Last week, OCLC Research released the report “Does every research library need a digital humanities center?” Written by Jennifer Schaffner and Ricky Erway, the report is aimed at helping library administrators communicate with their deans and provosts about the library’s roles in digital humanities. Bethany Nowviskie (University of Virginia) offers a response that acknowledges the report’s value for asserting that there is no one-size-fits-all model for digital scholarship, but moves beyond the “click-bait question” posed in the report’s title to examine the constantly evolving role of DH centers in libraries. Nowviskie recounts her experience at the University of Virginia’s IATH (The Institute for Advanced Technology in the Humanities) and now Scholars’ Lab to illustrate that “changing local conditions and the very advancement of scholarship and scholarly methods mean that every center must evolve — evolve, or die.”
Nowviskie details some of the conditions that make for a DH center that can adapt to and, more importantly, anticipate changes in scholarly discourse. For instance,
Given a modest but necessary amount of time for study, experimentation, and contemplation, the staff of a research library can become singularly effective collaborators, not only because they bring certain skills to bear — but because they have observed the humanities from a critical vantage point not enjoyed by people embedded in academic departments, and have had the opportunity to synthesize, in all the meanings of that term.
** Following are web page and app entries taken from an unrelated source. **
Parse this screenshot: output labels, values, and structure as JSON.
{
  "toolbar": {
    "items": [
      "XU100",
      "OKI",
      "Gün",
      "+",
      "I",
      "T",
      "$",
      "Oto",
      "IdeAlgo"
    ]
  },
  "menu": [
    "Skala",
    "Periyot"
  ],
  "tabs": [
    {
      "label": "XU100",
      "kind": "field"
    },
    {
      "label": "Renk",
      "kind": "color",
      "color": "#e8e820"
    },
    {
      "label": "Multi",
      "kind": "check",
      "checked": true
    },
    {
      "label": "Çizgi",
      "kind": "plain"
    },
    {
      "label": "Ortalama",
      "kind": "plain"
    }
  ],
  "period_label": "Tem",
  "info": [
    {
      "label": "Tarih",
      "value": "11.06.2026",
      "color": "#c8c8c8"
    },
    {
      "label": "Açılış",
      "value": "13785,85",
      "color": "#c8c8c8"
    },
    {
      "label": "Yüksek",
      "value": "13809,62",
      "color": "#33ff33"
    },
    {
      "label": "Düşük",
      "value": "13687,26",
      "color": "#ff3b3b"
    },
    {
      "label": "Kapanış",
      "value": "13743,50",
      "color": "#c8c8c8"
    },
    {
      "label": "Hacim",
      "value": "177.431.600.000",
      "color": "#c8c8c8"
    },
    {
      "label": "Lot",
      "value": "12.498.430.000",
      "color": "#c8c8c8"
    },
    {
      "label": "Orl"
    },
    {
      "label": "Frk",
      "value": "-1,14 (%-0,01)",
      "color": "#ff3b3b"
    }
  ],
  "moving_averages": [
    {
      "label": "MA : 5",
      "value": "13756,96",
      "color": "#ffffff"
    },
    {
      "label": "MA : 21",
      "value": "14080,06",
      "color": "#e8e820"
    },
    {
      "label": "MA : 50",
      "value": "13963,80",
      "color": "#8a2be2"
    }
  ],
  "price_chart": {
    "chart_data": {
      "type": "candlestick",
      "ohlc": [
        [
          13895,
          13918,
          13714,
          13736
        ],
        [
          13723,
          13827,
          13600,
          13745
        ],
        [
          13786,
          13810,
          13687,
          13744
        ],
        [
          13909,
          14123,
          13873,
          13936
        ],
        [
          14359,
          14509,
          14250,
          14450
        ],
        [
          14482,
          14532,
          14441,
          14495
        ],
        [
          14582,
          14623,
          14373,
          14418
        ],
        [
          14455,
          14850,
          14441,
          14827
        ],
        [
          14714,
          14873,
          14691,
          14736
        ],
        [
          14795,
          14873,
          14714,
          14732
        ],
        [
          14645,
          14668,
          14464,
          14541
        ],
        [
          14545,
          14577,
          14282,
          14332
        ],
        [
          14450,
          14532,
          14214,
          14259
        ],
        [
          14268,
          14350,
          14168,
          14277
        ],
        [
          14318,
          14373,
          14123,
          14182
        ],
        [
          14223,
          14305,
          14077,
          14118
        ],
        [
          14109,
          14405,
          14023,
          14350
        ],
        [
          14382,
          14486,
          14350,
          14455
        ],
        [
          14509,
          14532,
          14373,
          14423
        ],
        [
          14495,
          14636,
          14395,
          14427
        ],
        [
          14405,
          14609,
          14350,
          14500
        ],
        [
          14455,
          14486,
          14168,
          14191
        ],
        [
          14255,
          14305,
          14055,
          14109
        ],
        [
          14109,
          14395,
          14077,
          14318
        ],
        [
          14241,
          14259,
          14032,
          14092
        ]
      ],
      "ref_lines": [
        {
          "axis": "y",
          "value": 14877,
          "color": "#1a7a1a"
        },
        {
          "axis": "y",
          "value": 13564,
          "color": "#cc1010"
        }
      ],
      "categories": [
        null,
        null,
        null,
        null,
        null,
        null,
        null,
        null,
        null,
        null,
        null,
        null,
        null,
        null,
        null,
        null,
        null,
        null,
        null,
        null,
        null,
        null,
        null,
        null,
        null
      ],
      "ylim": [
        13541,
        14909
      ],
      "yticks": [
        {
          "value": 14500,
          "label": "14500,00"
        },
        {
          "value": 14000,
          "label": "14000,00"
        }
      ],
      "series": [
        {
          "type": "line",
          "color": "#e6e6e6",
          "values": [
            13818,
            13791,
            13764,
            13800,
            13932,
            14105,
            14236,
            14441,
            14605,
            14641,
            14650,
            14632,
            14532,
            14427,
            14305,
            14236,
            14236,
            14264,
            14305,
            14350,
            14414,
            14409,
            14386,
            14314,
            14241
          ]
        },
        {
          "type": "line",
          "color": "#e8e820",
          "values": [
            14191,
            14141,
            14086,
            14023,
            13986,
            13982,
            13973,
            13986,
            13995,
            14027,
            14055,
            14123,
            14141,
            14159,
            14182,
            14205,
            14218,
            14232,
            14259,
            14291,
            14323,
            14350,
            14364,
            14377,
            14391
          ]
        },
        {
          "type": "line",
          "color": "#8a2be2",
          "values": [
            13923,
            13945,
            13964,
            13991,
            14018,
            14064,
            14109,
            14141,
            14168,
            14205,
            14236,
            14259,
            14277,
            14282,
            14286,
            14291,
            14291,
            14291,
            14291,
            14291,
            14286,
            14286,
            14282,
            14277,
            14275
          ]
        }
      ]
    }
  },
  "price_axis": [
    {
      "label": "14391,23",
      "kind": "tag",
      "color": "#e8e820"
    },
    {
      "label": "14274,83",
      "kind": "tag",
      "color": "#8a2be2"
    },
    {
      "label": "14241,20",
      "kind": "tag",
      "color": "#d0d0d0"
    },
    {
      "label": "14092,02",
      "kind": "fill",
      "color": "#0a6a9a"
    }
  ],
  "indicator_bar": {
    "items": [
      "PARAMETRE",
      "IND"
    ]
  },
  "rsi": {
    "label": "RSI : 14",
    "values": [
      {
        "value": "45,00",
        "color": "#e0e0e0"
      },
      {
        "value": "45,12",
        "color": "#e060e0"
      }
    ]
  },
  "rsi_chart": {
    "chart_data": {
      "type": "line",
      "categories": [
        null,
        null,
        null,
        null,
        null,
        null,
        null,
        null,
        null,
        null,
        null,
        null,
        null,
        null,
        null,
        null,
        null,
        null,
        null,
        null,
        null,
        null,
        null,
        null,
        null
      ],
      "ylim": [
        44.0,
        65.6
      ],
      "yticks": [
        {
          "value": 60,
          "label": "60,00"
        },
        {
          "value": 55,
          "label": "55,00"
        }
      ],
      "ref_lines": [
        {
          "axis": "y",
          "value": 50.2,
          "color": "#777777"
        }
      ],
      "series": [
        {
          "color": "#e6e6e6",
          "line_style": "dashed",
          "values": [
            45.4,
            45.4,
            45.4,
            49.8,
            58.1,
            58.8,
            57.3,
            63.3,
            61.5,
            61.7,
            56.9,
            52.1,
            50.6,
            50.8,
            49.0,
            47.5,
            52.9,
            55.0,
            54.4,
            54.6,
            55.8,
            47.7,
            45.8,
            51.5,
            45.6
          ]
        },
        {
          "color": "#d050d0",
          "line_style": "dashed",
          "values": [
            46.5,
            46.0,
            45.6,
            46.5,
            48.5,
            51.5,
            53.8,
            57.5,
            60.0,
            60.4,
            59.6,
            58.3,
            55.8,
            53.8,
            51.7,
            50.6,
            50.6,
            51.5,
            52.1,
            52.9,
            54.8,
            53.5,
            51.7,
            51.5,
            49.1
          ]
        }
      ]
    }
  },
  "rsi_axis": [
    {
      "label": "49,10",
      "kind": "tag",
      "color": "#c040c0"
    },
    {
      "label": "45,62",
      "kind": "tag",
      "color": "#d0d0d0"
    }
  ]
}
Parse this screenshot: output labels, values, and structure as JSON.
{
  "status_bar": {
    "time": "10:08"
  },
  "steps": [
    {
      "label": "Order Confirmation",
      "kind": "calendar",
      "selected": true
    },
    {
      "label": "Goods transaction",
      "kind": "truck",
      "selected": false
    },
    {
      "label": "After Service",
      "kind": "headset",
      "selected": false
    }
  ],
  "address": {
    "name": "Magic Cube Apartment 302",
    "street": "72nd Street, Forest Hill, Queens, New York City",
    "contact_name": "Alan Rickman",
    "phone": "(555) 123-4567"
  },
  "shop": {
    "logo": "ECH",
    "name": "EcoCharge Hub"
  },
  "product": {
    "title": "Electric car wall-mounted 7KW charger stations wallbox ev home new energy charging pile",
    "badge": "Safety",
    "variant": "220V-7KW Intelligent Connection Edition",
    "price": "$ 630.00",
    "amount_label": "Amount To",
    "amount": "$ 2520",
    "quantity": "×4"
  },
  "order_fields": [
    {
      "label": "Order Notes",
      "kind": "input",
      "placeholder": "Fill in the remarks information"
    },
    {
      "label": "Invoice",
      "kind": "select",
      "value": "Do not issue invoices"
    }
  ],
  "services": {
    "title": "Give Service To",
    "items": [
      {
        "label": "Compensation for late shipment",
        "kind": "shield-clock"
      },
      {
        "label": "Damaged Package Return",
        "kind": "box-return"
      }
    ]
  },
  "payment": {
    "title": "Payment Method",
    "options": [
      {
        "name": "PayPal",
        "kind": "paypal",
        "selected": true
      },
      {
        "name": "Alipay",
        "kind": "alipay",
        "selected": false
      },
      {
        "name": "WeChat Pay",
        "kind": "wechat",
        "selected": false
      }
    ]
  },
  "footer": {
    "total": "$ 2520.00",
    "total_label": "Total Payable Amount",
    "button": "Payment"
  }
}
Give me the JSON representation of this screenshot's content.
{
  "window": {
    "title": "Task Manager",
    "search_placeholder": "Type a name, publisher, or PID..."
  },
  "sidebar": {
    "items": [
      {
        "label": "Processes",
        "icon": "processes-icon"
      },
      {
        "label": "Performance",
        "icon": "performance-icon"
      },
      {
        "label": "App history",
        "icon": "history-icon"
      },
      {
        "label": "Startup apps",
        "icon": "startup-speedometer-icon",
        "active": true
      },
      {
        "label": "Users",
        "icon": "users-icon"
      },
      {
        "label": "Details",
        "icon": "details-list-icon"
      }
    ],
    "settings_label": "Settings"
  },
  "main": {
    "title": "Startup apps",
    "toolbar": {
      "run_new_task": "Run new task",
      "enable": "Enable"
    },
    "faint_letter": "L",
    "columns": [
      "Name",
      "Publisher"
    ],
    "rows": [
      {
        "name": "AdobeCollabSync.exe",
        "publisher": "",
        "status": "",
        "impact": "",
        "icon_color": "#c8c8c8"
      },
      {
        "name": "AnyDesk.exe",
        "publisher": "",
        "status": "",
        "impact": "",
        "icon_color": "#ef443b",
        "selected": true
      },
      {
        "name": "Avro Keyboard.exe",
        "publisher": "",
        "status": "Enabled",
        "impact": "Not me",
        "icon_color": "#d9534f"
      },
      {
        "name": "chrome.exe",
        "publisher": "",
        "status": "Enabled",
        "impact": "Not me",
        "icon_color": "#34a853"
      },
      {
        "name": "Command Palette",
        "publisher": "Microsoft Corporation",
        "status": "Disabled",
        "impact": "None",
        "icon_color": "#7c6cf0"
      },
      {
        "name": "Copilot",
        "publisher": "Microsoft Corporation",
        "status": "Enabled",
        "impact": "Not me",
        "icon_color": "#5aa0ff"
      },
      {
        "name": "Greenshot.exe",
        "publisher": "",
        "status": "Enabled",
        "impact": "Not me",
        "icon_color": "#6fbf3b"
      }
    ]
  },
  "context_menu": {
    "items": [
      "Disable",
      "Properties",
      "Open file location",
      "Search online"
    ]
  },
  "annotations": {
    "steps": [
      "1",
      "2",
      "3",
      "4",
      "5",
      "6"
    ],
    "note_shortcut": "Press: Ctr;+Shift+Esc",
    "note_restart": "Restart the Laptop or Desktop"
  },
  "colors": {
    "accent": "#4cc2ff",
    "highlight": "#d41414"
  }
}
For more information about the report, along with an updated list of responses, visit our round-up. Additionally, dh+lib will feature responses from the community later this week. If you’re interested in including a 1-2 paragraph response, please email us or fill out our contributor form.